Anthrax in 2001 Letters Was Traced to Maryland by Genetic Mutations
A handcuffed man.
The 2001 anthrax letter attacks panicked the nation. Ten years later, researchers are finally able to discuss how they identified the origins of the deadly bacteria, which they were able to trace to an Army research lab in Maryland.
The anthrax attacks in September 2001 killed five people and sickened 17, the worst biological attack in U.S. history. Anthrax spores (a dormant form of the bacteria) were sent in letters to Sens. Tom Daschle and Patrick Leahy and several news organizations.
The intensive investigation, dubbed "Amerithrax" by the FBI, fingered Bruce Ivins as the main suspect. Ivins was a researcher at the government's biodefense labs at Fort Detrick, Md., where he had access to anthrax, but some question the evidence against him. Ivins took his own life as the FBI was preparing its case.
Anthrax is a naturally occurring bacterium found in the soil that can infect the lungs, the skin or the intestinal tract. If inhaled, anthrax is nearly always fatal – up to 90 percent of patients die unless the infection is caught early.
Identifying the source
The researchers found that the anthrax enclosed in the envelopes was related to theB. anthracis Ames ancestor, a lab strain not commonly found in nature. The FBI collected Ames samples from the letters as well as from different labs and environments around the world and handed the samples to University of Maryland researchers to identify which ones came from the same source.
"The FBI was very careful to keep everything secret from us that we didn't need to know," University of Maryland researcher Steven Salzberg said. "Our job was to sequence those genomes and tell them if we found differences and which samples they were."
Salzberg and his colleagues first cultured the samples and noticed that while they appeared the same in spore form, four of the samples had slightly different-looking colonies when matured. They sequenced these oddballs and noticed that each sample had the same set of four genetic mutations.
"There were four particular isolates [colonies] with their own unique genetic markers that were all found together in one tube at Fort Detrick," Salzberg told LiveScience. "These four different types were in this test tube, and all four were also found in three of the letters."
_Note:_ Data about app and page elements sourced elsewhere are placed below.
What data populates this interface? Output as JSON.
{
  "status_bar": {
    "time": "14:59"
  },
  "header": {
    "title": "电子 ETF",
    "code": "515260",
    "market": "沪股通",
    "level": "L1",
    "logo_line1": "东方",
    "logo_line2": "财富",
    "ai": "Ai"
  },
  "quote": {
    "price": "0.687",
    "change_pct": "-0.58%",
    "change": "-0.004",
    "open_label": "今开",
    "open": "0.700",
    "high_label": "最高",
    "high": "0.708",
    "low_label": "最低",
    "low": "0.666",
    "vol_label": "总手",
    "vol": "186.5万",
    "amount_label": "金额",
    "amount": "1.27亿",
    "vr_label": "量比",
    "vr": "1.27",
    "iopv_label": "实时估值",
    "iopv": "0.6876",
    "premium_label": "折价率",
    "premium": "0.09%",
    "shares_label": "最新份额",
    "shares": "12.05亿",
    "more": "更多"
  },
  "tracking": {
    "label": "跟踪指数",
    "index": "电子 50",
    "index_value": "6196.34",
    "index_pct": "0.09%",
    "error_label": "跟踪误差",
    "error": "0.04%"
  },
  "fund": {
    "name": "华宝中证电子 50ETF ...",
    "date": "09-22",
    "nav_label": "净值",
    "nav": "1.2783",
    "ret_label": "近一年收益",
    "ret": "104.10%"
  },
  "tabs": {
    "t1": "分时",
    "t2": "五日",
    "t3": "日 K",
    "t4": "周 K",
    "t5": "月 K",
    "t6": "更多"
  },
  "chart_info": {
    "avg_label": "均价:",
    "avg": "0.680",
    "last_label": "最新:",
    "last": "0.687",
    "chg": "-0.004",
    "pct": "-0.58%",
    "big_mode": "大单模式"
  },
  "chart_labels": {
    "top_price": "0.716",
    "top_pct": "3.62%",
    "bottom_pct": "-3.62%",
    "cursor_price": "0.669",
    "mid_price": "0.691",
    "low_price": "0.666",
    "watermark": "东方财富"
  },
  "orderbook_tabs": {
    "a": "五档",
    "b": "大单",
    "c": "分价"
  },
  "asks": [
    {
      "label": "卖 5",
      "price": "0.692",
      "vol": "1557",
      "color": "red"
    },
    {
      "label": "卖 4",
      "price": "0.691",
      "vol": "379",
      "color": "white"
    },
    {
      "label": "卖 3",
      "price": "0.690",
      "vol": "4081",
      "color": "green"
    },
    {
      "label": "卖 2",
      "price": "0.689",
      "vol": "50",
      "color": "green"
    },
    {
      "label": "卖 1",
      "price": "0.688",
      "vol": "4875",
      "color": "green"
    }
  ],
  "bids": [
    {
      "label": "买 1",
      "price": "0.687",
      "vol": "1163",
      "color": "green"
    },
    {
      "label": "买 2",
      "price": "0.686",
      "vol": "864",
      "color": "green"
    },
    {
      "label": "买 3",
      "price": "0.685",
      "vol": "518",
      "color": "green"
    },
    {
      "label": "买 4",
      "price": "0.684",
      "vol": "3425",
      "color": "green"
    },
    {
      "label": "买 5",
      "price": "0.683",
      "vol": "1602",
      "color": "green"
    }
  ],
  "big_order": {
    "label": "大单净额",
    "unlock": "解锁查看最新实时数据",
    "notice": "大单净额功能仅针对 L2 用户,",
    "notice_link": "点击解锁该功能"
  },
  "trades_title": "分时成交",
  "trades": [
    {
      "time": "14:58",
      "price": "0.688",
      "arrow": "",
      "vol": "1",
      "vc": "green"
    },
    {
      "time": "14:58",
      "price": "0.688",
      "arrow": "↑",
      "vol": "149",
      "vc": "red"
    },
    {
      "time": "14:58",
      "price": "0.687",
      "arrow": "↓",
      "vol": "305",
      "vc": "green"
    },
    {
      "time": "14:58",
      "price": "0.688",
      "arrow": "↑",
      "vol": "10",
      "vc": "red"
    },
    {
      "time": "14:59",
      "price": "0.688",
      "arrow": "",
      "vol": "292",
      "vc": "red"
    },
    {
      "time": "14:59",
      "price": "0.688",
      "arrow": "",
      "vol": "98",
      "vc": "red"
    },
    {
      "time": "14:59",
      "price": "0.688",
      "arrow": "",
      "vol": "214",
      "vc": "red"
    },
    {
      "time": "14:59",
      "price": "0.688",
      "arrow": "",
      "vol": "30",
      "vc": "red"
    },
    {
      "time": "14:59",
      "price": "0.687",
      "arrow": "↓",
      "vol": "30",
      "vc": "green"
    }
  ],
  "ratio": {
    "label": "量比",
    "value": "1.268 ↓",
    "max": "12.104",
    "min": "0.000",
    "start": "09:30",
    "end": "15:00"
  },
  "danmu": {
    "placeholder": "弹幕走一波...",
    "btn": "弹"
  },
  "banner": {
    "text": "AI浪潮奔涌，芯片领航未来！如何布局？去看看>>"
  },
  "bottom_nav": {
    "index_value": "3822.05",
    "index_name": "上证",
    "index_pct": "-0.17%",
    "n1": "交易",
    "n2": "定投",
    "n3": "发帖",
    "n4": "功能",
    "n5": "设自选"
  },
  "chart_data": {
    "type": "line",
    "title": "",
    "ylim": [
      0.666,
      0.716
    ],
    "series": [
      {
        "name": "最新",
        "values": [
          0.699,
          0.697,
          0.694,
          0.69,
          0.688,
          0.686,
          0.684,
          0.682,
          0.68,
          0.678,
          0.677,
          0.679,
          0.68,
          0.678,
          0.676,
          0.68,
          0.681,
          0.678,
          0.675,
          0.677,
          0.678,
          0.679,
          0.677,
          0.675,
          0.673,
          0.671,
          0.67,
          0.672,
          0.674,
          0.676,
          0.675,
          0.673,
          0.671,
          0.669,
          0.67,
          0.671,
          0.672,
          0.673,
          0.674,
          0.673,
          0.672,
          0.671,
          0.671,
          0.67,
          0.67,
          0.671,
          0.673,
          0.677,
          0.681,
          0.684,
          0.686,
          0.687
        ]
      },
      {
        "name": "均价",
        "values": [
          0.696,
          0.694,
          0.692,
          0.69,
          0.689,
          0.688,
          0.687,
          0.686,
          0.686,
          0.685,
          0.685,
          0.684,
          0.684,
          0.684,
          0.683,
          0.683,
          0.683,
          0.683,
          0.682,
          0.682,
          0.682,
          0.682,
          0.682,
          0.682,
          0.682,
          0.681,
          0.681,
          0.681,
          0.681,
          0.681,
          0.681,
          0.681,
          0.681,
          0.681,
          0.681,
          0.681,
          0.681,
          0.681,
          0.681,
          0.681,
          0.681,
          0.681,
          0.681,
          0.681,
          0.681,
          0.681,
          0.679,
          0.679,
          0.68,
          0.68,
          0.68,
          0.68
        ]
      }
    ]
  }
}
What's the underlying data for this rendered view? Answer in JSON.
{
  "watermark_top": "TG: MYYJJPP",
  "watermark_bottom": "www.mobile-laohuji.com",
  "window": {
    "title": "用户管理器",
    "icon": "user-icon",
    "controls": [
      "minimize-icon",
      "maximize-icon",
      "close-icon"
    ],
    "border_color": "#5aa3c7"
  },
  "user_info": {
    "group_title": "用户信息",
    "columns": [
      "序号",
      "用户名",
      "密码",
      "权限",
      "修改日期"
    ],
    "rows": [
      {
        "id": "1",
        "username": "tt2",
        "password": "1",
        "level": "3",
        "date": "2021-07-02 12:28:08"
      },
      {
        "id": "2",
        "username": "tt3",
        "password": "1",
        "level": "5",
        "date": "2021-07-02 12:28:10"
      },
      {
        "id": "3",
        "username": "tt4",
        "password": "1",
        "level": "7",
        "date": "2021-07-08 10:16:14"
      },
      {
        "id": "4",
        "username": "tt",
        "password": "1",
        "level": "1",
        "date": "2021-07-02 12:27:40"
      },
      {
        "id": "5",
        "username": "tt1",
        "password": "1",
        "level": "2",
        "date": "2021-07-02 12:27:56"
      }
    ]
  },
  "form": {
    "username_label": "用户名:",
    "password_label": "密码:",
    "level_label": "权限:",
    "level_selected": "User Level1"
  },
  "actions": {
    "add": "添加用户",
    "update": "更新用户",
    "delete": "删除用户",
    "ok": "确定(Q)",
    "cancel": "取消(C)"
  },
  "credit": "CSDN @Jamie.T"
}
There are over 5 million nucleotides (which come in four types) in the genomes of anthrax, and so it is very unlikely that different cultures developed the same three mutated strains independently. "The likelihood that happened by chance is vanishingly small," Salzberg said. "It can really only happen if the samples came from the same source."
The researchers handed over that information to the FBI and didn't hear back for five years, until the FBI announced that the source was most likely an anthrax sample at Fort Detrick labeled RMR-1029, one that many researchers had access to.
Salzberg stands by his genetic work, though his team didn't have any say on the link established between Ivins and that vial. In fact, that link has been called into question by a report released by the National Academy of Sciences in 2010. The National Academy group said the evidence supporting the theory that Ivins sent the letters was circumstantial and wouldn't stand up in court. Many researchers had access to the lab strain, and there was a lack of physical evidence tying Ivins to the letters, the group said.
"A goal of microbial forensics, in an overall investigation of who is responsible and who is not, is to provide a piece of the puzzle," Steve Schutzer, of the University of Medicine and Dentistry of New Jersey and editor of the second edition of the textbook "Microbial Forensics" which was released in 2010, told LiveScience in an e-mail. "The paper represents scientists' efforts to provide a solid piece of the puzzle."
The paper was published March 7 in the Journal Proceedings of the National Academy of Sciences.
You can follow LiveScience staff writer Jennifer Welsh on Twitter @microbelover.
ABOUT THE AUTHOR
MORE FROM LiveScience.com